In 1947 Josip Broz Tito, president of Yugoslavia, visited Romania for the first time. To cement the newborn socialist friendship, Romanian officials gave Tito a present: a painting from a local artist whose name was Ion Andreescu. Many years later, the painting winds up, entangled in a chilling spy story and reveals a dark secret that would rattle the foundations of both Yugoslavia and Romania.
In 1947 Josip Broz Tito, president of Yugoslavia, visited Romania for the very first time. Stalin had always feared that the Marshall’s reputation could overshadow his own, so he tiptoed very carefully around him. But the icy relationships within the Soviet brotherhood seemed to be thawing when Tito was welcomed in Bucharest.
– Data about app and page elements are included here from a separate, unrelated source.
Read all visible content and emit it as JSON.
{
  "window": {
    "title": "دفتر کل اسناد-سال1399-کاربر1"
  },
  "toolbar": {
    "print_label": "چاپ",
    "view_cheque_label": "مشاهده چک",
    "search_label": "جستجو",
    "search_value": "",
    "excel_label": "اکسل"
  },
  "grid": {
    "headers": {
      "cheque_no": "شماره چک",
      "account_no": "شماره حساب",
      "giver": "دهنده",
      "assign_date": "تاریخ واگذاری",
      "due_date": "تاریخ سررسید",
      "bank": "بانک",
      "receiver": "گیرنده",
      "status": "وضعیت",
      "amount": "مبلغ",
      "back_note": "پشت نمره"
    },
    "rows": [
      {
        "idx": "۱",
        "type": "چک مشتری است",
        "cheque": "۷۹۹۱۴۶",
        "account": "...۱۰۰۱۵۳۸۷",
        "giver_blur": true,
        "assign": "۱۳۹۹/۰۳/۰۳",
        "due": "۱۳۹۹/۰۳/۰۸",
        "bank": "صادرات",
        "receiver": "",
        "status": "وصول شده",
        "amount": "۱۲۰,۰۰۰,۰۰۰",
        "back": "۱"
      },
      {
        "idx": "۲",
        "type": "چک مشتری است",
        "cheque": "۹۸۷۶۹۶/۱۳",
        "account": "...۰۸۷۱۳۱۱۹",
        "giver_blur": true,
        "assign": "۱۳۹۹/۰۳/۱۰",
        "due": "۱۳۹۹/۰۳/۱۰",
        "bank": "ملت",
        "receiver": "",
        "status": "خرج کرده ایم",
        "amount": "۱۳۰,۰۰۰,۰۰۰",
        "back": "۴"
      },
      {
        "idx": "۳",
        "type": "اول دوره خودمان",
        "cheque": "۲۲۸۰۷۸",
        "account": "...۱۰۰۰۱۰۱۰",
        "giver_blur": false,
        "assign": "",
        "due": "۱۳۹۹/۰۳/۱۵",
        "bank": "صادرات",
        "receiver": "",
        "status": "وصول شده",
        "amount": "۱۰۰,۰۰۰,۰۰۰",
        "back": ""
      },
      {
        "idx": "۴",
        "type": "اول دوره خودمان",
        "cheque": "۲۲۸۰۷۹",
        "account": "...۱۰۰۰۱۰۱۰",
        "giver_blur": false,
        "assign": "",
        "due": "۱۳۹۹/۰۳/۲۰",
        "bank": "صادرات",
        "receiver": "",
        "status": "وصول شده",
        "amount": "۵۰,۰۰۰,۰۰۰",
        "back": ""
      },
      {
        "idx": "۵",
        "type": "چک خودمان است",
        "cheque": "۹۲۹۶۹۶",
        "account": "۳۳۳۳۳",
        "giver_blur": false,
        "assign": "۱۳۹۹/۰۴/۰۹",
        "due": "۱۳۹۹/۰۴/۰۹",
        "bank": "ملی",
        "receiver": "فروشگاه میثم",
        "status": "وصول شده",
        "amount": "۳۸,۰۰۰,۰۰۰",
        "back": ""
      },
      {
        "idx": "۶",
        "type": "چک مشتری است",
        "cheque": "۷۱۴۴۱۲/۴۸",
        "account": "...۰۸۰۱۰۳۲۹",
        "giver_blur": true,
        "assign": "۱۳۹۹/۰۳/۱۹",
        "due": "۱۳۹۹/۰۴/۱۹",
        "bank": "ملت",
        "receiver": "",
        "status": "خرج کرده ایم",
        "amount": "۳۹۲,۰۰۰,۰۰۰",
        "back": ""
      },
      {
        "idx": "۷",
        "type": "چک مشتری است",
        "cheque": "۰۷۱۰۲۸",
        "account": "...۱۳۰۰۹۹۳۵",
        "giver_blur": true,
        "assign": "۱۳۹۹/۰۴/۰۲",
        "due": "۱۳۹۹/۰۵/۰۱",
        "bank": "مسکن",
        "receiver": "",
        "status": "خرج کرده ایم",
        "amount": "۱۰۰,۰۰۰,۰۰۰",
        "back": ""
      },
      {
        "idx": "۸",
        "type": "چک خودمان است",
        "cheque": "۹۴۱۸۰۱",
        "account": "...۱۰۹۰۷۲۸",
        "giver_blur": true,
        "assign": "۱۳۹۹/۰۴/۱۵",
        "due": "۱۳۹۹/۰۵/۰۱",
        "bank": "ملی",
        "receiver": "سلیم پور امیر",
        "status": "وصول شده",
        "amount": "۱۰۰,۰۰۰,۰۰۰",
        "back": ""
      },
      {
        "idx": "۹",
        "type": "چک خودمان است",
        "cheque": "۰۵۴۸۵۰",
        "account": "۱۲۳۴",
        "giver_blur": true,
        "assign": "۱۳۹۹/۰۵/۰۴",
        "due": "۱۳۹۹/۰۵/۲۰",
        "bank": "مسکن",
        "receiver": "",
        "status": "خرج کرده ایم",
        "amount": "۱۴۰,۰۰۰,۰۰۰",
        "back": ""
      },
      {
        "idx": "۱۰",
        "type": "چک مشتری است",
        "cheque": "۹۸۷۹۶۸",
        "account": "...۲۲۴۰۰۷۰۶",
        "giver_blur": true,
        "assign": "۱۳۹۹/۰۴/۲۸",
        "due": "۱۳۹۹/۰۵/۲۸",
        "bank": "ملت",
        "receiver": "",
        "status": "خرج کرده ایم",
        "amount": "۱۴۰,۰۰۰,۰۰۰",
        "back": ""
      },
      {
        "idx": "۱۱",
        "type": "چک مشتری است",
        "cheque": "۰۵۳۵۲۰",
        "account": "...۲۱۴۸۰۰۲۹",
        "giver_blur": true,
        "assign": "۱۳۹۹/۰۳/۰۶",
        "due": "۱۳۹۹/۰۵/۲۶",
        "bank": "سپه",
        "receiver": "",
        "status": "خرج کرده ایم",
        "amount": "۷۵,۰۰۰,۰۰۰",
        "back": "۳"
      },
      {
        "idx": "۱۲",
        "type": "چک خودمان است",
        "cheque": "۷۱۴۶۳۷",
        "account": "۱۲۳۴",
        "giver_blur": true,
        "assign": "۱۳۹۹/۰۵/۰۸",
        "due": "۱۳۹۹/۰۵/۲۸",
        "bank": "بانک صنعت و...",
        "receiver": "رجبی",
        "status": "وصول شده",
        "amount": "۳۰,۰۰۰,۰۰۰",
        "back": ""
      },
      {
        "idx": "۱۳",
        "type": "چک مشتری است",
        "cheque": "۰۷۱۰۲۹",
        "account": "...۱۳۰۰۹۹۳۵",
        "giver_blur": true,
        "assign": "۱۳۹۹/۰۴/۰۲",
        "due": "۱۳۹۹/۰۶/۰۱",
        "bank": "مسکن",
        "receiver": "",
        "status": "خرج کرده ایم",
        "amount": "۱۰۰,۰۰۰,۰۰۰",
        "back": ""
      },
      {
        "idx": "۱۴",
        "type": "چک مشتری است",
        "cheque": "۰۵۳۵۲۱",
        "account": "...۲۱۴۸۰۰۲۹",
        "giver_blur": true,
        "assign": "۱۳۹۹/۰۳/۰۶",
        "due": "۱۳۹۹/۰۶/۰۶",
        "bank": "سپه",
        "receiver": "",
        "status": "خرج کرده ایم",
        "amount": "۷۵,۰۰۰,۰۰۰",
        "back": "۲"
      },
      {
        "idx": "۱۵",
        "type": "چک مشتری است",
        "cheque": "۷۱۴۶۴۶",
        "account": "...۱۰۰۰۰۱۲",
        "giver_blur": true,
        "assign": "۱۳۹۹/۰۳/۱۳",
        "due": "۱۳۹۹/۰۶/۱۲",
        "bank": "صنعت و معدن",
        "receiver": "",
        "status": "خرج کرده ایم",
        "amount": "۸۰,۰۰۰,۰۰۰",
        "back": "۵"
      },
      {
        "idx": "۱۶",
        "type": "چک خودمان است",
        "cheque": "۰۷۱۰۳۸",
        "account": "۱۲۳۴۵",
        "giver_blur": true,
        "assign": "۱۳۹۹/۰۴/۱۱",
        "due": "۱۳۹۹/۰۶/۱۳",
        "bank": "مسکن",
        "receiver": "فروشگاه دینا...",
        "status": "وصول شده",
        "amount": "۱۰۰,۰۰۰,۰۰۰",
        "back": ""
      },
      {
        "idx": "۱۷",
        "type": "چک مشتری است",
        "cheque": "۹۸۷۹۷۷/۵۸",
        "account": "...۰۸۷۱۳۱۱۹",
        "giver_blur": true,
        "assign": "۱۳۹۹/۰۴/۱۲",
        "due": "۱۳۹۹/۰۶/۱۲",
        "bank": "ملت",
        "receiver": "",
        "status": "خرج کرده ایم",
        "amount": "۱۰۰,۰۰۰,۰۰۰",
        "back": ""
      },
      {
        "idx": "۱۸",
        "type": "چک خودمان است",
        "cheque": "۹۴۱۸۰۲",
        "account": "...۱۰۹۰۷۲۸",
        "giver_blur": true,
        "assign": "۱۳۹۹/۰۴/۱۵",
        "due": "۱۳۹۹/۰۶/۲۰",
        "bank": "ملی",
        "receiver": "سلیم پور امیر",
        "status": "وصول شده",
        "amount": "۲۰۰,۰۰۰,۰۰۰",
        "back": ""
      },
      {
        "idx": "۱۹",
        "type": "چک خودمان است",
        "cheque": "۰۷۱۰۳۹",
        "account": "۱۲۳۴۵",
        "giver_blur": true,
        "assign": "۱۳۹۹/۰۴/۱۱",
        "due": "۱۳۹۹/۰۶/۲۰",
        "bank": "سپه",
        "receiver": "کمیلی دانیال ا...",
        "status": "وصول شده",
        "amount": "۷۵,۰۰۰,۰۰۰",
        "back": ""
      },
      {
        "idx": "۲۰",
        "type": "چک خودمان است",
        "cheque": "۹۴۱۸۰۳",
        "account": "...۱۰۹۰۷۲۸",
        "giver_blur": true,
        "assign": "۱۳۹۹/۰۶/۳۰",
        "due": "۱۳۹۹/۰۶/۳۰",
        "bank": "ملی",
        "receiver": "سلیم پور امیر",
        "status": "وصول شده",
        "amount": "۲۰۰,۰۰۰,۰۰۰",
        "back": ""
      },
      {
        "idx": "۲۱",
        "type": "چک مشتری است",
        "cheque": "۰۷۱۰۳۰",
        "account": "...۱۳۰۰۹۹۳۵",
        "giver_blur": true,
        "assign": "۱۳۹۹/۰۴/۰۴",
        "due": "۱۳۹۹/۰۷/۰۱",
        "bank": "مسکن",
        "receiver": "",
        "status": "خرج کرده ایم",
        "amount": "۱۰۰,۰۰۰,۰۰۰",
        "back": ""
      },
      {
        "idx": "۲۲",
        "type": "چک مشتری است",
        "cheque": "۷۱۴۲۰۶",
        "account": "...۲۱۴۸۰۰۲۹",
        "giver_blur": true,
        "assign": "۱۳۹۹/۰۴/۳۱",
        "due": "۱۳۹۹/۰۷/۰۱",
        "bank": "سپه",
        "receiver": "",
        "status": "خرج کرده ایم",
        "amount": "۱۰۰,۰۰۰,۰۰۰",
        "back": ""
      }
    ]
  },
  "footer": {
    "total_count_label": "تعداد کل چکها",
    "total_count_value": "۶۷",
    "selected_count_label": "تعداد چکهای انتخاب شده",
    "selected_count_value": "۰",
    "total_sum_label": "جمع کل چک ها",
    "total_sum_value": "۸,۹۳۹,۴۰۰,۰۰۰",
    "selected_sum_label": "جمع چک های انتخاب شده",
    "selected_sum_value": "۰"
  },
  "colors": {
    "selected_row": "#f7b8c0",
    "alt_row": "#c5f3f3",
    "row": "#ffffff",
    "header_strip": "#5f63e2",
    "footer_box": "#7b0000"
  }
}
To cement the newborn socialist friendship, Romanian officials gave Tito a present: a painting from a great local artist whose name was Ion Andeescu. Obviously the painting had to match the austere taste of the freedom fighter who chased the Nazis from Yugoslavia, so the choice fell on a work that would maybe remind him of his heydays as a partisan. Thus the painting “The Leafless Forest” was chosen. In the 1960s, a young art critic, Radu Bogdan, decided to write a monograph befitting the great painter that would also include a reproduction of the “The Leafless Forest”. An exceptionally well-crafted spy story that could have been written by Le Carré if he had had the chance to meet Mikhail Bulgakov somewhere on streets of the former USSR.
Giona A. Nazzaro